Your answer must be the records below repeated word for word, with no pictures in it.

Entries from a dataset of interfaces.
========================================================================

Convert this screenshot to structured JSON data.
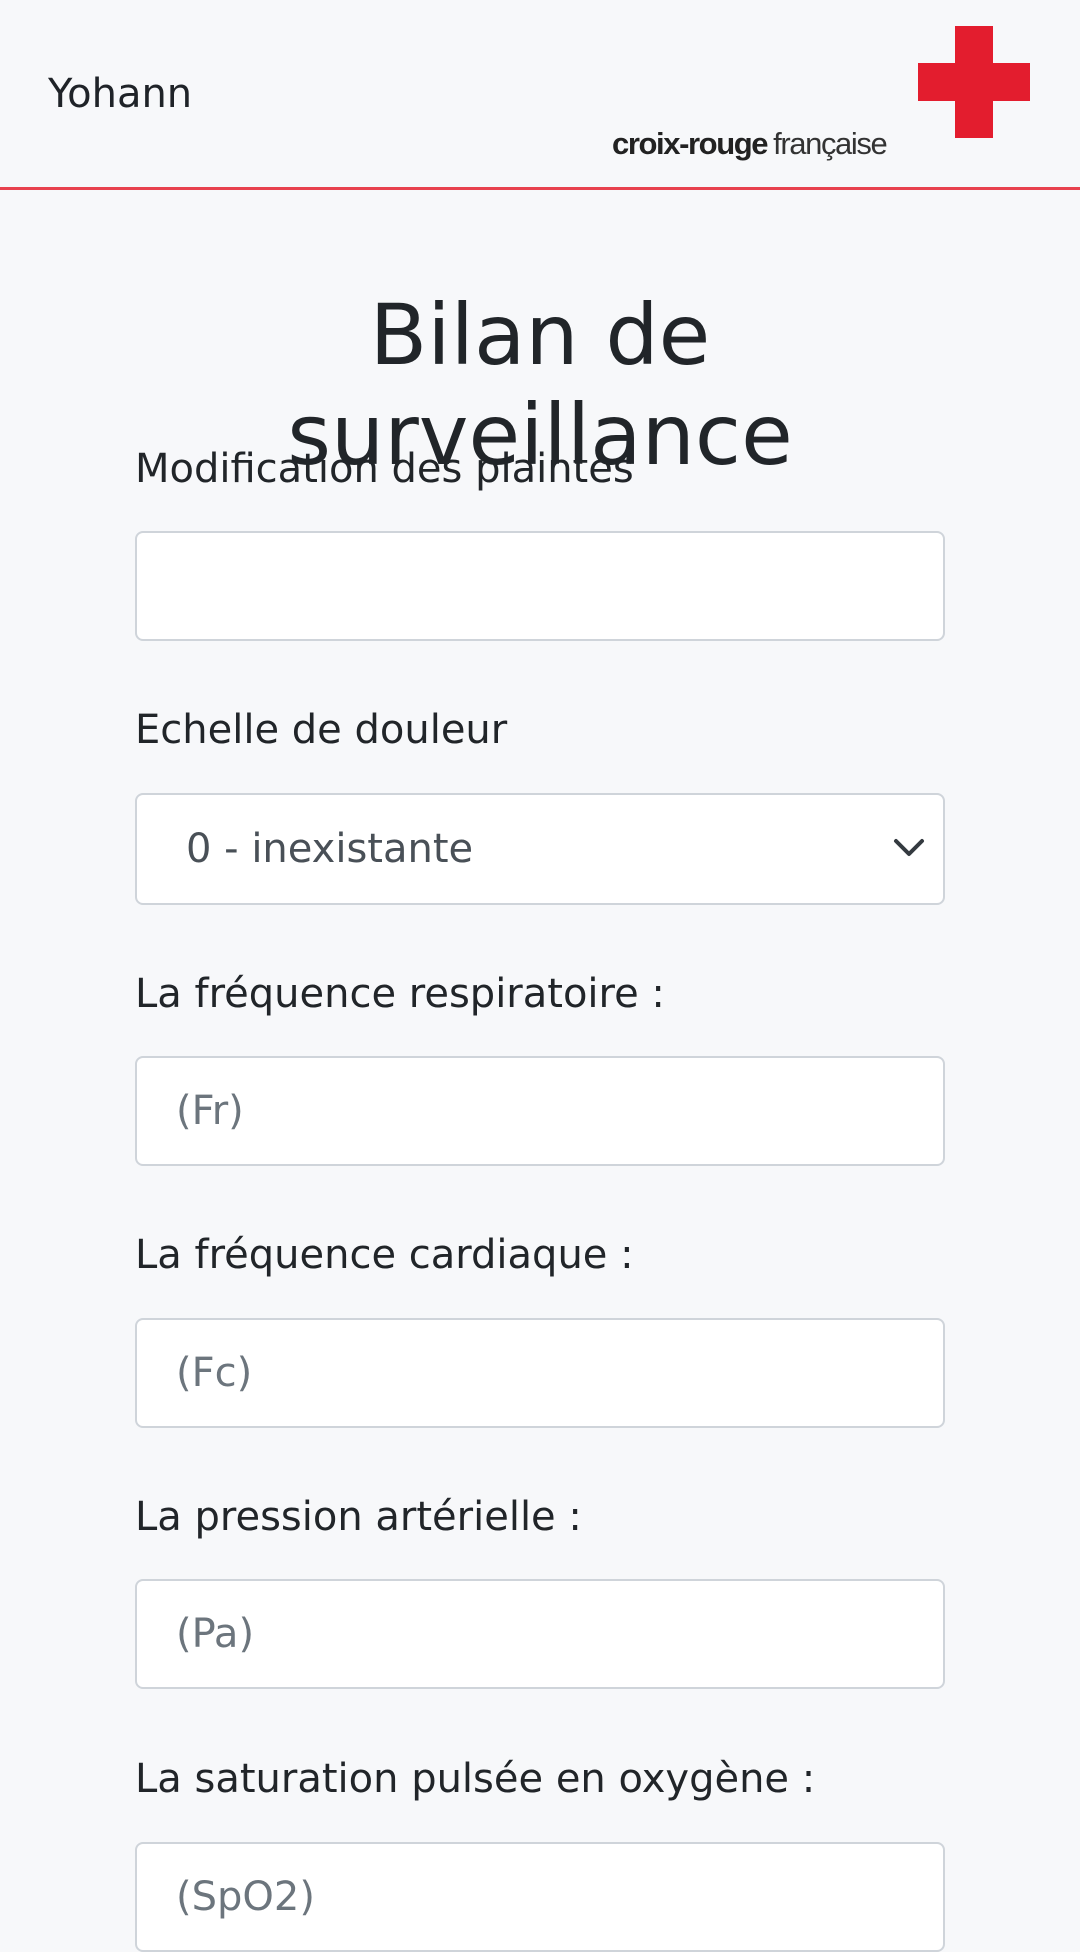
{
  "header": {
    "user_name": "Yohann",
    "brand": {
      "name_bold": "croix-rouge",
      "name_light": "française",
      "logo_icon": "red-cross-logo-icon",
      "brand_color": "#e31d2e",
      "header_border_color": "#e8414e"
    }
  },
  "form": {
    "title": "Bilan de surveillance",
    "fields": {
      "plaintes": {
        "label": "Modification des plaintes",
        "value": "",
        "placeholder": ""
      },
      "douleur": {
        "label": "Echelle de douleur",
        "selected": "0 - inexistante",
        "icon": "chevron-down-icon"
      },
      "fr": {
        "label": "La fréquence respiratoire :",
        "value": "",
        "placeholder": "(Fr)"
      },
      "fc": {
        "label": "La fréquence cardiaque :",
        "value": "",
        "placeholder": "(Fc)"
      },
      "pa": {
        "label": "La pression artérielle :",
        "value": "",
        "placeholder": "(Pa)"
      },
      "spo2": {
        "label": "La saturation pulsée en oxygène :",
        "value": "",
        "placeholder": "(SpO2)"
      }
    }
  }
}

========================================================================

Solution for this task.
Convert this screenshot to structured JSON data.
{
  "header": {
    "user_name": "Yohann",
    "brand": {
      "name_bold": "croix-rouge",
      "name_light": "française",
      "logo_icon": "red-cross-logo-icon",
      "brand_color": "#e31d2e",
      "header_border_color": "#e8414e"
    }
  },
  "form": {
    "title": "Bilan de surveillance",
    "fields": {
      "plaintes": {
        "label": "Modification des plaintes",
        "value": "",
        "placeholder": ""
      },
      "douleur": {
        "label": "Echelle de douleur",
        "selected": "0 - inexistante",
        "icon": "chevron-down-icon"
      },
      "fr": {
        "label": "La fréquence respiratoire :",
        "value": "",
        "placeholder": "(Fr)"
      },
      "fc": {
        "label": "La fréquence cardiaque :",
        "value": "",
        "placeholder": "(Fc)"
      },
      "pa": {
        "label": "La pression artérielle :",
        "value": "",
        "placeholder": "(Pa)"
      },
      "spo2": {
        "label": "La saturation pulsée en oxygène :",
        "value": "",
        "placeholder": "(SpO2)"
      }
    }
  }
}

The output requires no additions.